For now, PrEP (or pre-exposure prophylaxis) is an exciting new prevention tool for safer pleasure: it is a single pill called Truvada taken once daily to prevent HIV in people with higher levels of risk. For those who are HIV-positive, we have antiretroviral therapy: it not only improves health but also effectively eliminates the risk of HIV transmission.

You may also be wondering: What about the science of pleasure? What lowers inhibitions? What cultivates desire?

Many of these strategies can be used in combination with each other to offset risk, along with a whole host of others, including, for example: serosorting (where both partners have the same STI status), viral load sorting (in the context of HIV), abstention of some types of sexual activities, strategic positioning (for gay men), and asking STI status before sex (FYI: this latter strategy goes both ways, whether you’re positive or negative!)

You’ll also want to consider where you are in your life and in your relationship (think: monogamy, reproductive age, gender, and sexual orientation, for example). Ultimately, it’s up to you and your partner to make informed choices about negotiated safety.

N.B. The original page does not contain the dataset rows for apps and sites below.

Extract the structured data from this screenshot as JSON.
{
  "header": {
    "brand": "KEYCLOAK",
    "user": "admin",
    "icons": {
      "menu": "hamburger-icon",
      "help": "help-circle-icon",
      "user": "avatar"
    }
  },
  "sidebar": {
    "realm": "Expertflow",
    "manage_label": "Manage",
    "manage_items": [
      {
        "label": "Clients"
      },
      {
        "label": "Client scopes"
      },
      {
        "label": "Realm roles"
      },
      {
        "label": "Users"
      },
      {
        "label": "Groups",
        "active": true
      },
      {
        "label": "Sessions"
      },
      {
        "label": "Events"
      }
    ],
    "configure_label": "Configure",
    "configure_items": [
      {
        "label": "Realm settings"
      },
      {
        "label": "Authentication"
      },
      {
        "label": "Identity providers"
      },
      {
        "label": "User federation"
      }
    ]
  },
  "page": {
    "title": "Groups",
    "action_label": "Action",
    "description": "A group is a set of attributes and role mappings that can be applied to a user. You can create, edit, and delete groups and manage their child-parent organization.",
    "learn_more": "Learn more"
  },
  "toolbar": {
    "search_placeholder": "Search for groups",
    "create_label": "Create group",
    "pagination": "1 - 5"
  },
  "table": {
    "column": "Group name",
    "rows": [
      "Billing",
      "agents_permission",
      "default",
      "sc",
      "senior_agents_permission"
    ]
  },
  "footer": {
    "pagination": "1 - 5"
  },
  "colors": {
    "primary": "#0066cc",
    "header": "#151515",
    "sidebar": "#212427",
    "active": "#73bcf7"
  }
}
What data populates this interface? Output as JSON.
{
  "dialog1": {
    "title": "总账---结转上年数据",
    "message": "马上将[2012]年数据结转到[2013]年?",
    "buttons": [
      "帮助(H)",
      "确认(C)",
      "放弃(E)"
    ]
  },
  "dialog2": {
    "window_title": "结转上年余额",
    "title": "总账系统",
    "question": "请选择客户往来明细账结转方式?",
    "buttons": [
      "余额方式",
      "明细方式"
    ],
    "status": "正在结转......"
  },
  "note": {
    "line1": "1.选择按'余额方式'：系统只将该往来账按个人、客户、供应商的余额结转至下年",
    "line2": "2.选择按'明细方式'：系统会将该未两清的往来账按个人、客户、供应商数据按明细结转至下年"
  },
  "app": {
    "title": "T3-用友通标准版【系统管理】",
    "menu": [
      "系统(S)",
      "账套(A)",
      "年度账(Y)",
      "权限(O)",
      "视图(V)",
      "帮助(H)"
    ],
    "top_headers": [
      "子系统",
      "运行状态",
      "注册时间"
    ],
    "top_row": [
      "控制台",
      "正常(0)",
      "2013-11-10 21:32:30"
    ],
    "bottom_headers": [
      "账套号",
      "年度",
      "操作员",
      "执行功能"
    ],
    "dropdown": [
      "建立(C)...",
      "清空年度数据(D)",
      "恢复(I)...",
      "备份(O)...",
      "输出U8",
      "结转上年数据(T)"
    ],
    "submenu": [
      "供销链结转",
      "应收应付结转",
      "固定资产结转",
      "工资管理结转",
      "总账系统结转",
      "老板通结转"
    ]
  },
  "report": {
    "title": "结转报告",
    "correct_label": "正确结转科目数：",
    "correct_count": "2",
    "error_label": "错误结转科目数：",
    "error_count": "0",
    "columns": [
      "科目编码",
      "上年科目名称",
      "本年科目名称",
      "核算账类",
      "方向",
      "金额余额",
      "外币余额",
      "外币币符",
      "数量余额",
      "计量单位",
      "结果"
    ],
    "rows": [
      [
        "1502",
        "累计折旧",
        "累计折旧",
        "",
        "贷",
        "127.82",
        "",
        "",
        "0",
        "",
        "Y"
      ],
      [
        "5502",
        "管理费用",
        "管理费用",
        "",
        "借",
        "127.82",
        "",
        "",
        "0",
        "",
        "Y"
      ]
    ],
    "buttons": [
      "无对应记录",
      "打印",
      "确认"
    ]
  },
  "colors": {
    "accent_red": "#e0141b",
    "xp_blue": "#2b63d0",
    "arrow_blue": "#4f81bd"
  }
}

You may also be wondering: What about the science of pleasure? What lowers inhibitions? What cultivates desire? Unfortunately, we don’t know enough about sex and pleasure among people living with STIs. But here’s what I can tell you: In my research with more than a thousand HIV-positive women, many of whom are in relationships with HIV-negative partners, three things are consistently associated with a wide range of positive sexual experiences: emotional closeness, physical intimacy, and equal power. Affection and gender equality, it seems, are key to empowerment in the bedroom.

And finally, Find Your Own Pleasure!

I hope by now it’s clear the idea that sex and pleasure is not possible while living with an STI is a myth. While your sexual practices may vary, your rights to sexual wellbeing and enjoyment—free from discrimination, coercion, and harm—have not.

If sex is what you want (either with yourself or another person), cool! If not, that’s cool too! Get to know your own wants, needs, desires, concerns, and (in)securities regarding sex and sexuality (we all have them). And learn to talk about these things, openly and without judgement, with your partners.

This builds agency (or your ability to act according to your own wishes), and, in turn, your unadulterated freedom to pursue pleasure.

There are certainly plenty of tips I’m missing. So join in—let me and others know your advice in the comments below! And please note, all material provided in this article or the comments below is intended for informational purposes only and should not be used to replace the advice of a medical professional.

This article was originally published in Find Your Pleasure.